(Beginning of STUDY MATERIAL)
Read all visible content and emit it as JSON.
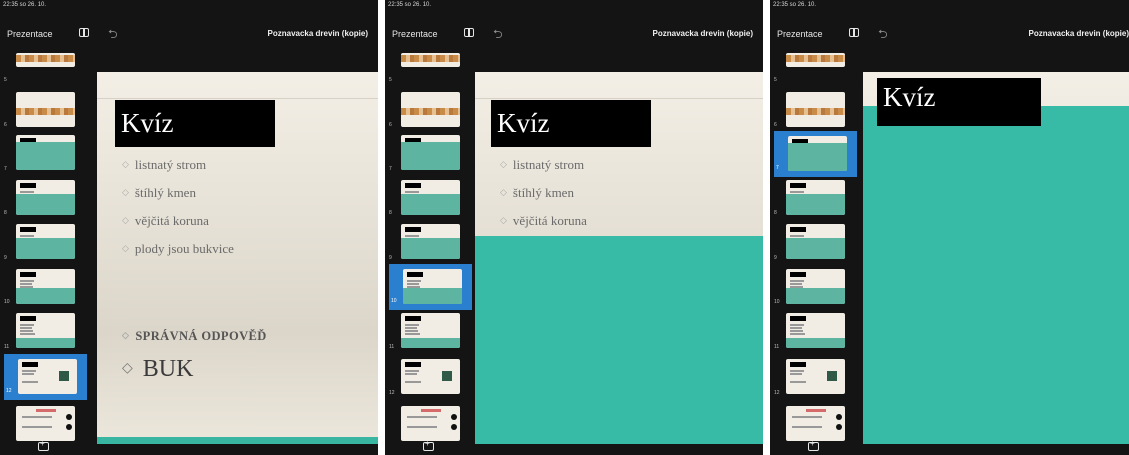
{
  "status_bar": {
    "time": "22:35  so 26. 10."
  },
  "toolbar": {
    "menu_label": "Prezentace",
    "doc_title": "Poznavacka drevin (kopie)",
    "panel_icon": "sidebar-icon",
    "undo_icon": "undo-icon"
  },
  "slide_numbers": [
    "5",
    "6",
    "7",
    "8",
    "9",
    "10",
    "11",
    "12"
  ],
  "add_slide_icon": "plus-icon",
  "slide": {
    "title": "Kvíz",
    "bullets": [
      "listnatý strom",
      "štíhlý kmen",
      "vějčitá koruna",
      "plody jsou bukvice"
    ],
    "answer_label": "SPRÁVNÁ ODPOVĚĎ",
    "answer": "BUK"
  },
  "colors": {
    "teal": "#38bba6",
    "selection": "#2a7fce",
    "background": "#141414"
  }
}
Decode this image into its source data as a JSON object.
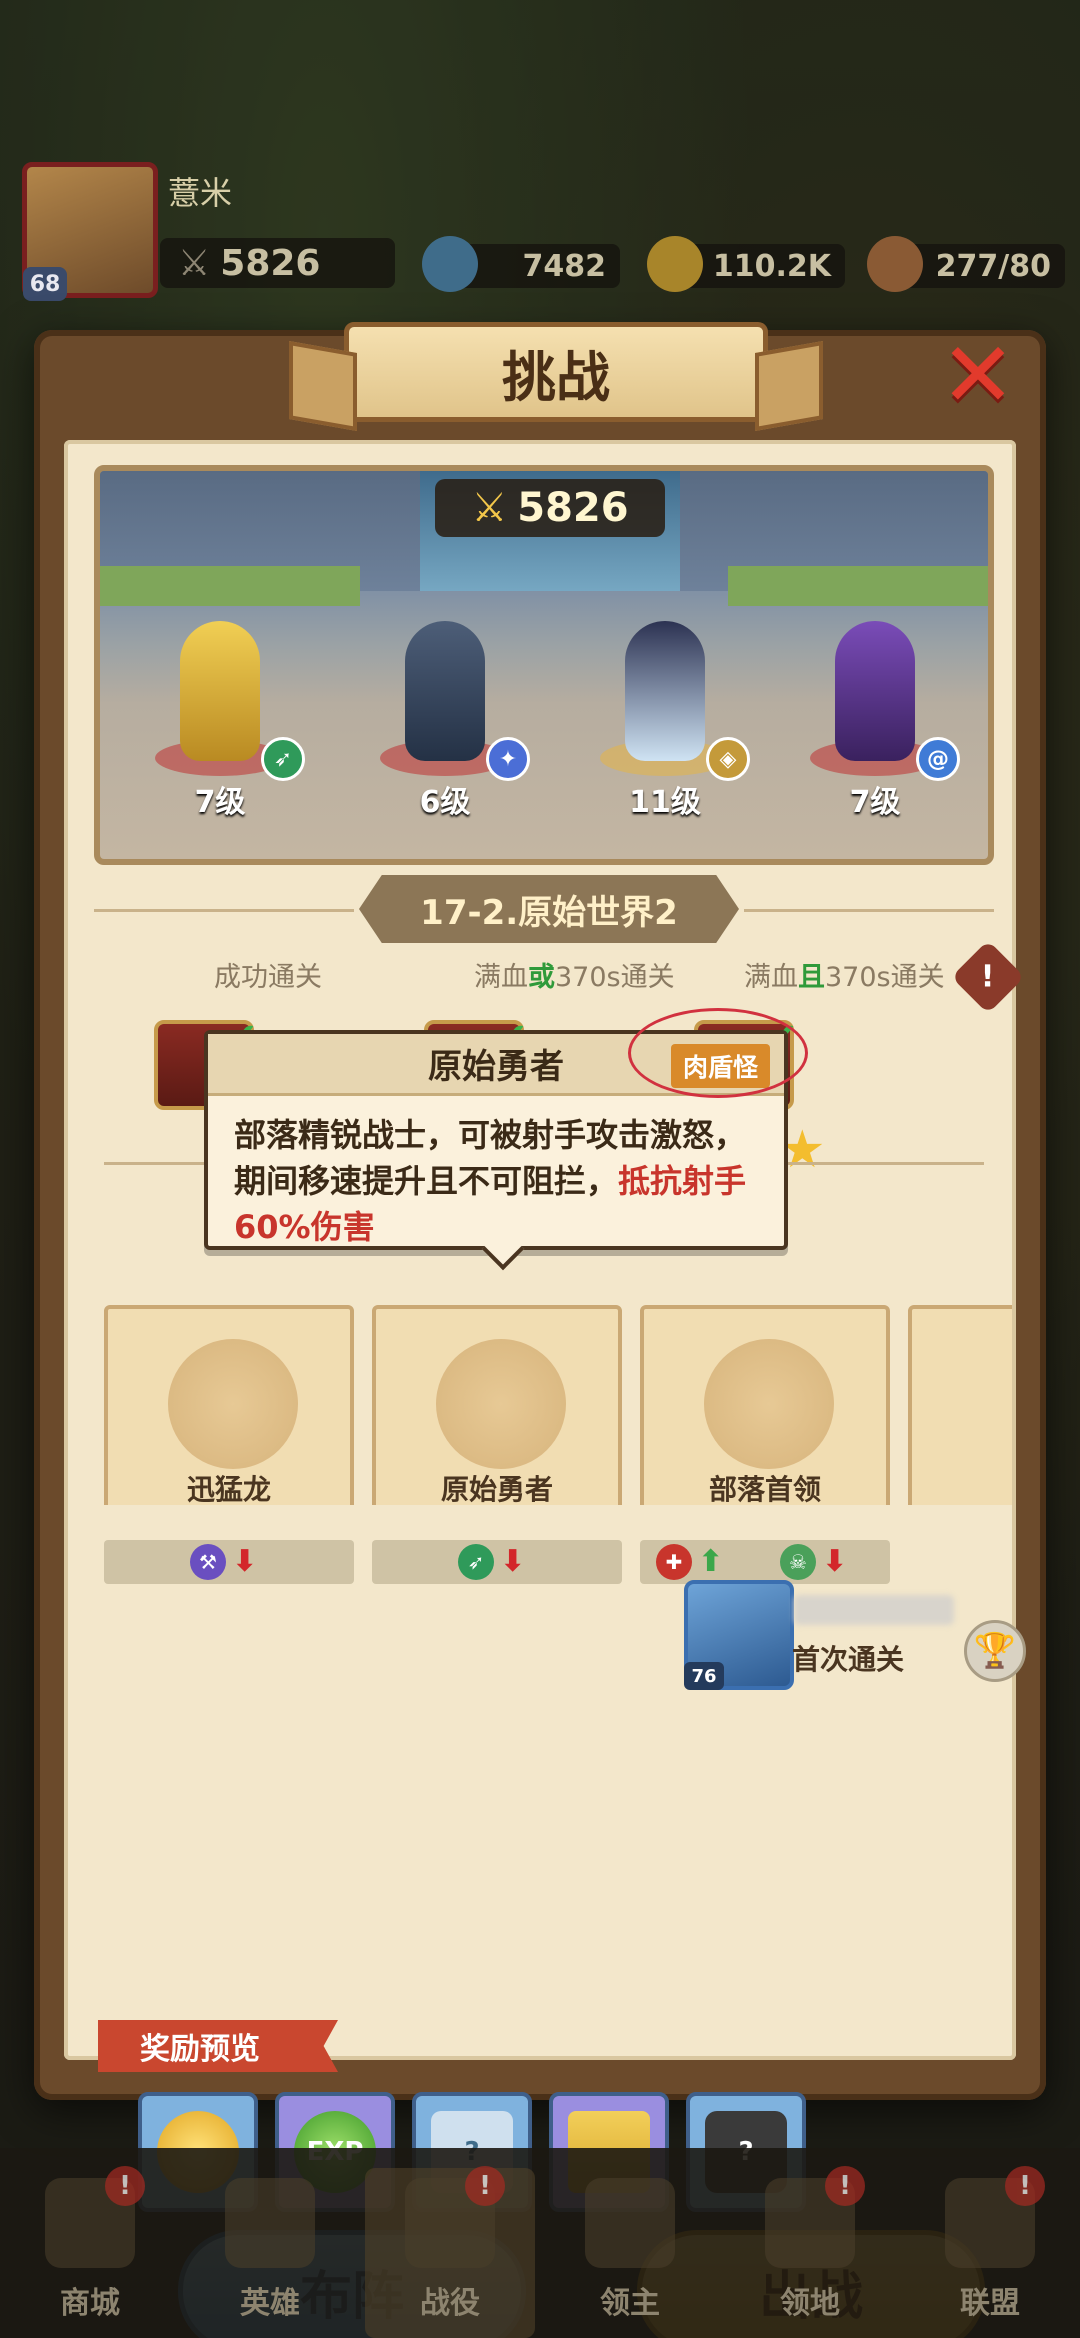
{
  "player": {
    "name": "薏米",
    "level": "68",
    "power": "5826"
  },
  "resources": {
    "gems": "7482",
    "gold": "110.2K",
    "stamina": "277/80"
  },
  "modal": {
    "title": "挑战",
    "close_label": "✕",
    "team_power": "5826",
    "heroes": [
      {
        "level": "7级",
        "class_icon": "bow-icon"
      },
      {
        "level": "6级",
        "class_icon": "paw-icon"
      },
      {
        "level": "11级",
        "class_icon": "shield-icon"
      },
      {
        "level": "7级",
        "class_icon": "swirl-icon"
      }
    ],
    "stage_name": "17-2.原始世界2",
    "conditions": {
      "c1": "成功通关",
      "c2_pre": "满血",
      "c2_mid": "或",
      "c2_post": "370s通关",
      "c3_pre": "满血",
      "c3_mid": "且",
      "c3_post": "370s通关"
    },
    "tooltip": {
      "title": "原始勇者",
      "tag": "肉盾怪",
      "desc_plain": "部落精锐战士，可被射手攻击激怒，期间移速提升且不可阻拦，",
      "desc_highlight": "抵抗射手60%伤害"
    },
    "enemies": [
      {
        "name": "迅猛龙"
      },
      {
        "name": "原始勇者"
      },
      {
        "name": "部落首领"
      }
    ],
    "first_clear": {
      "label": "首次通关",
      "level": "76"
    },
    "rewards_title": "奖励预览",
    "reward_exp_label": "EXP",
    "reward_unknown_label": "?",
    "formation_button": "布阵",
    "battle_button": "出战"
  },
  "nav": {
    "items": [
      "商城",
      "英雄",
      "战役",
      "领主",
      "领地",
      "联盟"
    ]
  },
  "colors": {
    "accent_red": "#c8352c",
    "success_green": "#2f9a3a",
    "formation_blue": "#3b8fd8",
    "battle_gold": "#f1b72b"
  }
}
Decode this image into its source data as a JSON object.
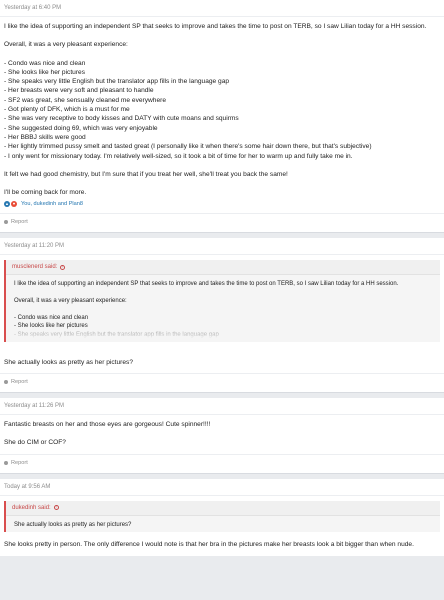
{
  "posts": [
    {
      "date": "Yesterday at 6:40 PM",
      "paragraphs": [
        [
          "I like the idea of supporting an independent SP that seeks to improve and takes the time to post on TERB, so I saw Lilian today for a HH session."
        ],
        [
          "Overall, it was a very pleasant experience:"
        ],
        [
          "- Condo was nice and clean",
          "- She looks like her pictures",
          "- She speaks very little English but the translator app fills in the language gap",
          "- Her breasts were very soft and pleasant to handle",
          "- SF2 was great, she sensually cleaned me everywhere",
          "- Got plenty of DFK, which is a must for me",
          "- She was very receptive to body kisses and DATY with cute moans and squirms",
          "- She suggested doing 69, which was very enjoyable",
          "- Her BBBJ skills were good",
          "- Her lightly trimmed pussy smelt and tasted great (I personally like it when there's some hair down there, but that's subjective)",
          "- I only went for missionary today. I'm relatively well-sized, so it took a bit of time for her to warm up and fully take me in."
        ],
        [
          "It felt we had good chemistry, but I'm sure that if you treat her well, she'll treat you back the same!"
        ],
        [
          "I'll be coming back for more."
        ]
      ],
      "reactions": "You, dukedinh and Plan8",
      "report": "Report"
    },
    {
      "date": "Yesterday at 11:20 PM",
      "quote": {
        "author": "musclenerd said:",
        "lines": [
          "I like the idea of supporting an independent SP that seeks to improve and takes the time to post on TERB, so I saw Lilian today for a HH session.",
          "",
          "Overall, it was a very pleasant experience:",
          "",
          "- Condo was nice and clean",
          "- She looks like her pictures"
        ],
        "faded": "- She speaks very little English but the translator app fills in the language gap"
      },
      "text": "She actually looks as pretty as her pictures?",
      "report": "Report"
    },
    {
      "date": "Yesterday at 11:26 PM",
      "lines": [
        "Fantastic breasts on her and those eyes are gorgeous! Cute spinner!!!!",
        "",
        "She do CIM or COF?"
      ],
      "report": "Report"
    },
    {
      "date": "Today at 9:56 AM",
      "quote": {
        "author": "dukedinh said:",
        "lines": [
          "She actually looks as pretty as her pictures?"
        ]
      },
      "text": "She looks pretty in person. The only difference I would note is that her bra in the pictures make her breasts look a bit bigger than when nude."
    }
  ],
  "colors": {
    "accent_blue": "#2577b1",
    "quote_red": "#c74848",
    "love_red": "#e94b35",
    "meta_gray": "#8c8c8c"
  },
  "icons": {
    "like": "thumbs-up-icon",
    "love": "heart-icon",
    "report": "report-icon",
    "quote_jump": "arrow-up-circle-icon"
  }
}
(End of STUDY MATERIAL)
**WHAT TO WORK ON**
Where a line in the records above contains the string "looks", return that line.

**RESULT OF THIS TASK**
          "- She looks like her pictures",
          "- She looks like her pictures"
      "text": "She actually looks as pretty as her pictures?",
          "She actually looks as pretty as her pictures?"
      "text": "She looks pretty in person. The only difference I would note is that her bra in the pictures make her breasts look a bit bigger than when nude."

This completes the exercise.